## PROBLEM REQUIREMENTS
Exclude every picture and return the remaining entries below verbatim.

## PROVIDED DATA
□ □ □ □ □ □ □
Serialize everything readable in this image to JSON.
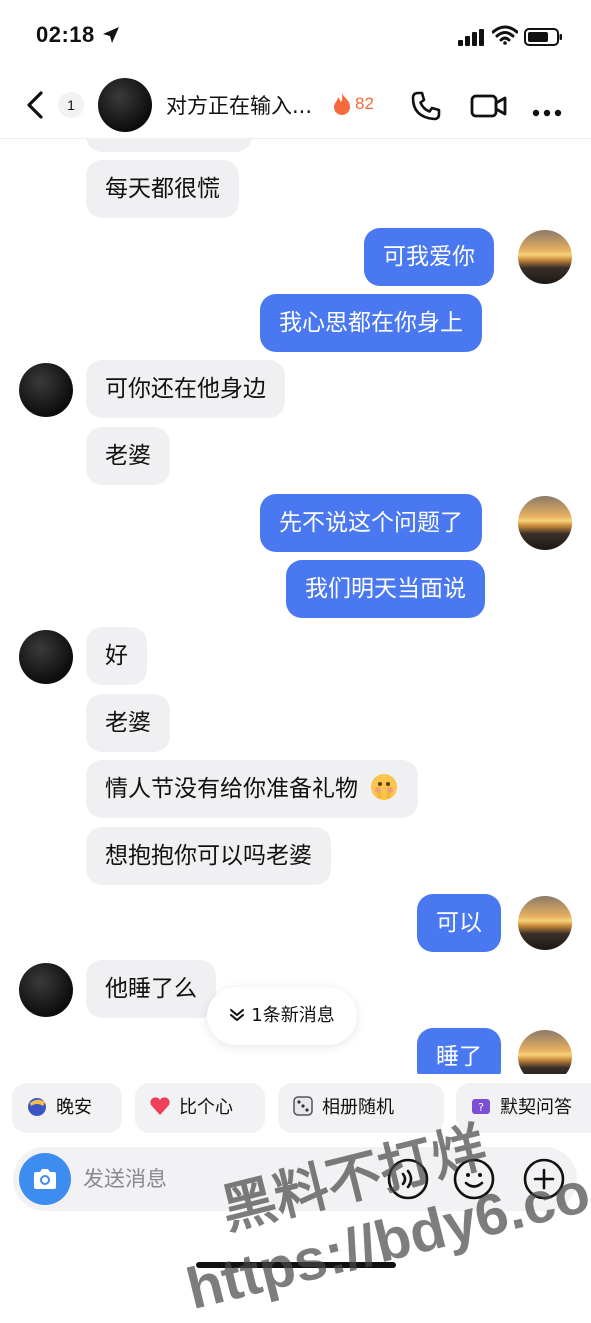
{
  "status_bar": {
    "time": "02:18"
  },
  "header": {
    "unread_count": "1",
    "title": "对方正在输入...",
    "streak_count": "82"
  },
  "messages": [
    {
      "from": "them",
      "text": "每天都很慌"
    },
    {
      "from": "me",
      "text": "可我爱你"
    },
    {
      "from": "me",
      "text": "我心思都在你身上"
    },
    {
      "from": "them",
      "text": "可你还在他身边"
    },
    {
      "from": "them",
      "text": "老婆"
    },
    {
      "from": "me",
      "text": "先不说这个问题了"
    },
    {
      "from": "me",
      "text": "我们明天当面说"
    },
    {
      "from": "them",
      "text": "好"
    },
    {
      "from": "them",
      "text": "老婆"
    },
    {
      "from": "them",
      "text": "情人节没有给你准备礼物"
    },
    {
      "from": "them",
      "text": "想抱抱你可以吗老婆"
    },
    {
      "from": "me",
      "text": "可以"
    },
    {
      "from": "them",
      "text": "他睡了么"
    },
    {
      "from": "me",
      "text": "睡了"
    }
  ],
  "new_message_pill": "1条新消息",
  "quick_replies": [
    "晚安",
    "比个心",
    "相册随机",
    "默契问答"
  ],
  "composer": {
    "placeholder": "发送消息"
  },
  "watermark": {
    "line1": "黑料不打烊",
    "line2": "https://bdy6.co"
  },
  "colors": {
    "outgoing_bubble": "#4a78f0",
    "incoming_bubble": "#f0f0f2",
    "streak": "#f56a3c"
  }
}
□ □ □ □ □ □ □
## SOLUTION TO THE EXERCISE
Serialize everything readable in this image to JSON.
{
  "status_bar": {
    "time": "02:18"
  },
  "header": {
    "unread_count": "1",
    "title": "对方正在输入...",
    "streak_count": "82"
  },
  "messages": [
    {
      "from": "them",
      "text": "每天都很慌"
    },
    {
      "from": "me",
      "text": "可我爱你"
    },
    {
      "from": "me",
      "text": "我心思都在你身上"
    },
    {
      "from": "them",
      "text": "可你还在他身边"
    },
    {
      "from": "them",
      "text": "老婆"
    },
    {
      "from": "me",
      "text": "先不说这个问题了"
    },
    {
      "from": "me",
      "text": "我们明天当面说"
    },
    {
      "from": "them",
      "text": "好"
    },
    {
      "from": "them",
      "text": "老婆"
    },
    {
      "from": "them",
      "text": "情人节没有给你准备礼物"
    },
    {
      "from": "them",
      "text": "想抱抱你可以吗老婆"
    },
    {
      "from": "me",
      "text": "可以"
    },
    {
      "from": "them",
      "text": "他睡了么"
    },
    {
      "from": "me",
      "text": "睡了"
    }
  ],
  "new_message_pill": "1条新消息",
  "quick_replies": [
    "晚安",
    "比个心",
    "相册随机",
    "默契问答"
  ],
  "composer": {
    "placeholder": "发送消息"
  },
  "watermark": {
    "line1": "黑料不打烊",
    "line2": "https://bdy6.co"
  },
  "colors": {
    "outgoing_bubble": "#4a78f0",
    "incoming_bubble": "#f0f0f2",
    "streak": "#f56a3c"
  }
}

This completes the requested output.